Crossing Bathurst Street with A Different Booklist
By Annemarie Brissenden
The Postman, a 2015 play about Albert Jackson, Canada’s first Black postman, opens with an invocation.
“Toronto the Good. Toronto, the White. Toronto the Christian, Irish, Scottish, English. This is happening right here in this neighbourhood: Harbord, Major, Palmerston, Brunswick, Euclid, Borden,” says Jackson. “Good solid White names. No ‘Albert Jackson Lane’ then, I can assure you. These are the rivers I crossed every day. Downtown further, Queen and Broadview, country then — city now, there’s a sign on a bridge today says: The River I Step In is Not the River I Stand In.”
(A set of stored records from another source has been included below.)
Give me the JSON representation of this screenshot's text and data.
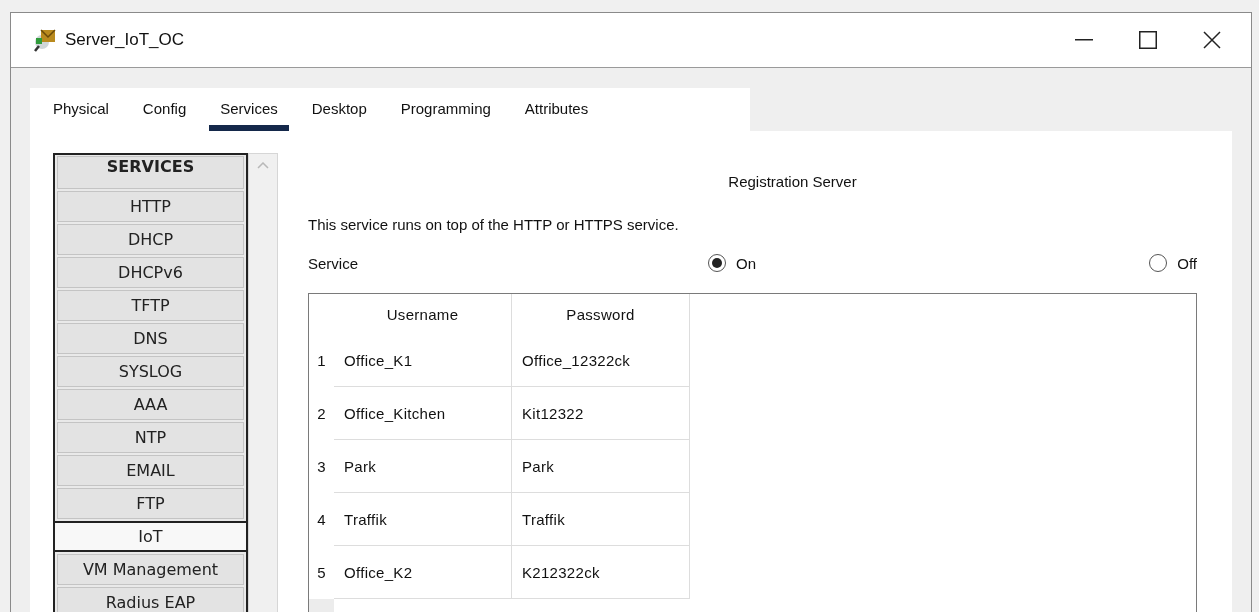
{
  "window": {
    "title": "Server_IoT_OC"
  },
  "tabs": [
    {
      "label": "Physical",
      "selected": false
    },
    {
      "label": "Config",
      "selected": false
    },
    {
      "label": "Services",
      "selected": true
    },
    {
      "label": "Desktop",
      "selected": false
    },
    {
      "label": "Programming",
      "selected": false
    },
    {
      "label": "Attributes",
      "selected": false
    }
  ],
  "services": {
    "heading": "SERVICES",
    "items": [
      {
        "label": "HTTP",
        "selected": false
      },
      {
        "label": "DHCP",
        "selected": false
      },
      {
        "label": "DHCPv6",
        "selected": false
      },
      {
        "label": "TFTP",
        "selected": false
      },
      {
        "label": "DNS",
        "selected": false
      },
      {
        "label": "SYSLOG",
        "selected": false
      },
      {
        "label": "AAA",
        "selected": false
      },
      {
        "label": "NTP",
        "selected": false
      },
      {
        "label": "EMAIL",
        "selected": false
      },
      {
        "label": "FTP",
        "selected": false
      },
      {
        "label": "IoT",
        "selected": true
      },
      {
        "label": "VM Management",
        "selected": false
      },
      {
        "label": "Radius EAP",
        "selected": false
      }
    ]
  },
  "panel": {
    "title": "Registration Server",
    "note": "This service runs on top of the HTTP or HTTPS service.",
    "service": {
      "label": "Service",
      "options": [
        {
          "label": "On",
          "selected": true
        },
        {
          "label": "Off",
          "selected": false
        }
      ]
    },
    "table": {
      "columns": [
        "Username",
        "Password"
      ],
      "rows": [
        {
          "index": "1",
          "cells": [
            "Office_K1",
            "Office_12322ck"
          ]
        },
        {
          "index": "2",
          "cells": [
            "Office_Kitchen",
            "Kit12322"
          ]
        },
        {
          "index": "3",
          "cells": [
            "Park",
            "Park"
          ]
        },
        {
          "index": "4",
          "cells": [
            "Traffik",
            "Traffik"
          ]
        },
        {
          "index": "5",
          "cells": [
            "Office_K2",
            "K212322ck"
          ]
        }
      ]
    }
  }
}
Performed in the Annex from the very porches he delivered mail to, from the very place he called home, the play invites the audience to cross times as it relates the story of barriers crossed and miles were walked.
“We are a community of people who have crossed over so many things, important things before,” explains Itah Sadu, wanting to underscore the importance of crossing over for the Black community.
Earlier this month, A Different Booklist, the bookstore she owns with husband Miguel San Vicente, relocated to a new location to make way for the Mirvish Village redevelopment. An army of volunteer helpers supported the move, creating a parade of patrons crossing Bathurst Street toting boxes of books on Feb. 4.
“It is exciting that we could have a movement, an extended family of people involved in this movement of people,” says Sadu, adding that the backyard is the only thing she’ll miss about the old place. “We had the coolest backyard ever. We called it the island. We’ll miss the opportunity to be outdoors, ‘on the island’ with a little flavour of back home.”
The bookstore will remain in the area, just across the street in fact, a cultural marker of a time when the neighbourhood was known as “Blackhurst” for the concentration of Afro-Caribbean stores and restaurants serving the Black families that lived nearby.
“At one time, Jewish people rented houses to us because nobody else would,” Sadu says. “There’s a rich legacy of people of colour in the Annex: Rosemary Brown, Stanley Grizzle, Austin Clark, Albert Jackson. A lot of people who opened doors; we have to keep those doors open, so people can keep walking through.”
Sadu is a careful custodian of that legacy. She curates historical walks along Bathurst Street, and reaches out to students in the local high schools. And she and Miguel San Vicente were awarded the Premier’s Award for Excellence in the Arts last October.
“A Different Booklist has been a remarkable contributor to our cultural tapestry, bringing people together and celebrating literature from African-Canadian and Caribbean writers,” said Eleanor McMahon, the provincial minister of tourism, culture and sport, in an email. “Because of leaders like Miguel San Vicente and Ita Sadu, our youth are able to better explore multiculturalism and Toronto benefits from having a meeting point where generations and ideas intersect freely.”
Sadu says she was both humbled and proud to receive the award.
“When I looked around the room, I saw the cultural industries of Ontario. And to be in the society of those institutions is not something we took lightly. It’s an honour to know the tentacle and outreach of the bookstore has extended far and wide from Bathurst and Bloor [streets].”
She also tells a story that illustrates how there is still work to be done in crossing divides.
“When we came in, the security guard asked us for an invitation. He didn’t ask anyone else,” Sadu says. “Then for us to emerge as a winner. Maybe we are supposed to be in the room. We don’t need an invitation to the party.”
Reflecting on the moment, she references American activist and writer bell hooks, who wrote of having to move from the margin to the centre.
“We have moved to the centre.”